I’ve always found this a very interesting reference to Jesus, and one has to wonder why it was included in a book based on the teachings of Buddha. Surely to suggest that Jesus may have been engaging in the practice of ‘taking the suffering of others’, would lead most people to the conclusion that indeed that must have been what he was doing!
It’s also quite possible that the author thought it more suitable to infer that Jesus was doing what’s commonly known as Buddhist practice, rather than stating it outright. Possibly because drawing such explicit links between Buddhism and Christianity may cause confusion for readers, most of whom would likely already have been exposed to a great deal of Jesus’s teachings, and would rather have been seeking to attain a clearer understanding of what the Buddha taught
Who exactly was Jesus?
It’s possible that we’ll never find a conclusive answer to this question, however what Buddhism teaches us to do is interpret whatever appears to us in the way that brings the greatest benefit. Such is the power of the teachings on emptiness, that with wisdom we can learn how to create our own reality and make rapid progress on our spiritual path
In The New Eight Steps To Happiness one of the renowned Buddhist pandits, Milarepa, is famously quoted as saying:
‘I don’t need to read books; everything that appears to my mind is a Dharma book.’
If we choose to follow in the footsteps of the great master Milarepa, then we will see from our own experience how beneficial it is to interpret everything we’re exposed to in the way that most powerfully fuels our own spiritual development.

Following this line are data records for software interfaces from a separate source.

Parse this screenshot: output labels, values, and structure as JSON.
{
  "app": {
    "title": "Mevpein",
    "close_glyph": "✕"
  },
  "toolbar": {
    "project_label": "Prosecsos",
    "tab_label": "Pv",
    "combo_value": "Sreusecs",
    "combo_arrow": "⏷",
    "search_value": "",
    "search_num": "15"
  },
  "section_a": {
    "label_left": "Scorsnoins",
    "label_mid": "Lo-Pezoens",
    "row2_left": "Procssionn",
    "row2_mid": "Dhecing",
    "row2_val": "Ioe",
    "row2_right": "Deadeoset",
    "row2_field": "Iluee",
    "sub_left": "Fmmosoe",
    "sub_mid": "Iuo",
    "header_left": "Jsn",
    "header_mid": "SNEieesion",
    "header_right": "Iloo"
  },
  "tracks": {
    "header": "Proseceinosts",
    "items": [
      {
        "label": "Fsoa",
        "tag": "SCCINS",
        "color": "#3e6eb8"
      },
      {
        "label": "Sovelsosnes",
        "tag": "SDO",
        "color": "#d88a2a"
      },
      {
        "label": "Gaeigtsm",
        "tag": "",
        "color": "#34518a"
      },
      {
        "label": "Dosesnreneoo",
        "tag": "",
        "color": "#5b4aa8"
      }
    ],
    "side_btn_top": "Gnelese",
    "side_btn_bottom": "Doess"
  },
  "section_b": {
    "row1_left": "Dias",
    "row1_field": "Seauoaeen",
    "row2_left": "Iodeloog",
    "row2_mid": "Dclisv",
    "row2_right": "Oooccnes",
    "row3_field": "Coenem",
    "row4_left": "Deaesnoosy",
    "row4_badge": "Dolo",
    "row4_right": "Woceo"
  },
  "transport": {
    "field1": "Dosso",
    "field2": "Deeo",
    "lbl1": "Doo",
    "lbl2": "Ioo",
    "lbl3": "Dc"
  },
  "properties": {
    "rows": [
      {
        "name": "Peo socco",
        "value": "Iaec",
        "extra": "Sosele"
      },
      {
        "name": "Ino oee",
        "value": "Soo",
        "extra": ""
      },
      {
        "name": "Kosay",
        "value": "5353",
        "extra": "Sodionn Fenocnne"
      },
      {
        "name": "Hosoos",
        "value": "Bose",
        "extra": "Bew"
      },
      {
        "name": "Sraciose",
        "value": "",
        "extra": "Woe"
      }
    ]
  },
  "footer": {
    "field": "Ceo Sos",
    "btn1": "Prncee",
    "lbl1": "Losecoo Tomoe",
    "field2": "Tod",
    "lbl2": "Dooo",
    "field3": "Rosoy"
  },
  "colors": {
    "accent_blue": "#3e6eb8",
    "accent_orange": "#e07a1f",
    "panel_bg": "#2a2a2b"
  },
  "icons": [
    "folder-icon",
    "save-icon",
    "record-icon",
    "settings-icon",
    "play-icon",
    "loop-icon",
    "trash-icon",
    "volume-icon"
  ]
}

For me, being open to doing this with regards to just a few of the Christian teachings has helped to enrich my understanding and appreciation of Buddhism. Of course there’s no particular need for anyone to do this and not doing it isn’t necessarily going to create any obstacles for us. Also it may be helpful to point out that for me personally, doing this hasn’t caused any confusion in case, as a practising Buddhist, that’s something we may be wary of
Also, it may be helpful to note that I haven’t particularly gone out of my way to personally revive Jesus’s teachings, but through having been organically exposed to them, and having made the decision to try and be open towards them, I can say it has added a new dimension to my spiritual life. I’d even suggest that by simply being open to reading and contemplating these two articles, this in itself should hopefully be enough exposure for us to deepen our appreciation of just a very small cross-section of what Jesus taught
If nothing else, hopefully this has given us some food for thought and we’re at least slightly open to the possibility that even just some of the teachings of Jesus may hold within them a great depth and profundity. Even though for many of us it may seem that such depth is more easily to be found within Buddhism, that doesn’t mean they’re not also to be discovered in the teachings of Christianity if we’re willing to be patient and open-minded
One thing I’m personally very appreciative of is the presentation of Buddhism I’ve been fortunate enough to study. It’s only through the kindness of Venerable Geshe-la, his study programmes and qualified teachers that has made understanding the teachings of Buddha so straight-forward and easy to understand. If it were not for his kindness, then for me it’s very likely these profound teachings would still be wrapped in a shroud of mystery
In the next article I want to explore a few well-known quotes of Jesus, to examine and hopefully demonstrate how they are related to and informed by the teachings of Buddhism. This in turn will help us come to our own conclusions as to whether or not it appears plausible, or possibly more importantly we could say beneficial, that Jesus was in fact an enlightened being